**Task goal:**
Check every line of the data for the string "label" and copy the ones that have it.

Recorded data
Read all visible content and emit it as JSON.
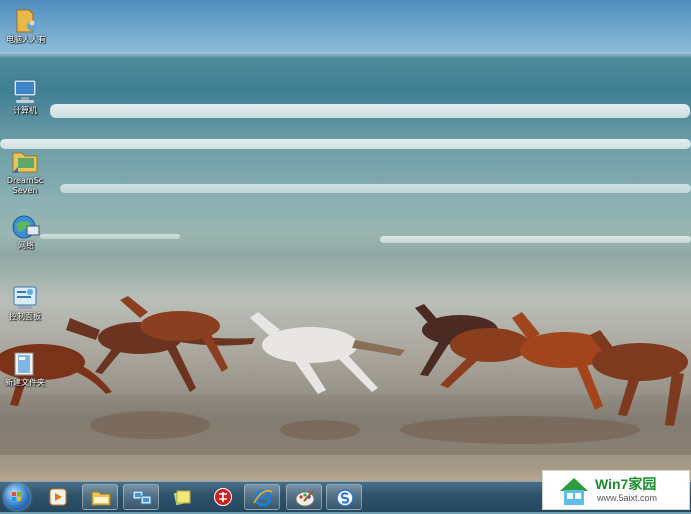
{
  "desktop": {
    "icons": [
      {
        "label": "电脑人人有",
        "icon": "user-folder-icon"
      },
      {
        "label": "计算机",
        "icon": "computer-icon"
      },
      {
        "label": "DreamSc\nSeven",
        "icon": "dreamscene-folder-icon"
      },
      {
        "label": "网络",
        "icon": "network-icon"
      },
      {
        "label": "控制面板",
        "icon": "control-panel-icon"
      },
      {
        "label": "新建文件夹",
        "icon": "new-folder-icon"
      }
    ]
  },
  "taskbar": {
    "start": "windows-orb-icon",
    "buttons": [
      {
        "icon": "media-player-icon"
      },
      {
        "icon": "explorer-folder-icon"
      },
      {
        "icon": "network-center-icon"
      },
      {
        "icon": "sticky-notes-icon"
      },
      {
        "icon": "chinese-chess-icon"
      },
      {
        "icon": "internet-explorer-icon"
      },
      {
        "icon": "paint-icon"
      },
      {
        "icon": "sogou-icon"
      }
    ]
  },
  "watermark": {
    "title": "Win7家园",
    "url": "www.5aixt.com",
    "colors": {
      "title": "#1c8c2c",
      "house": "#2e9c3a"
    }
  }
}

**Answer to this task:**
        "label": "电脑人人有",
        "label": "计算机",
        "label": "DreamSc\nSeven",
        "label": "网络",
        "label": "控制面板",
        "label": "新建文件夹",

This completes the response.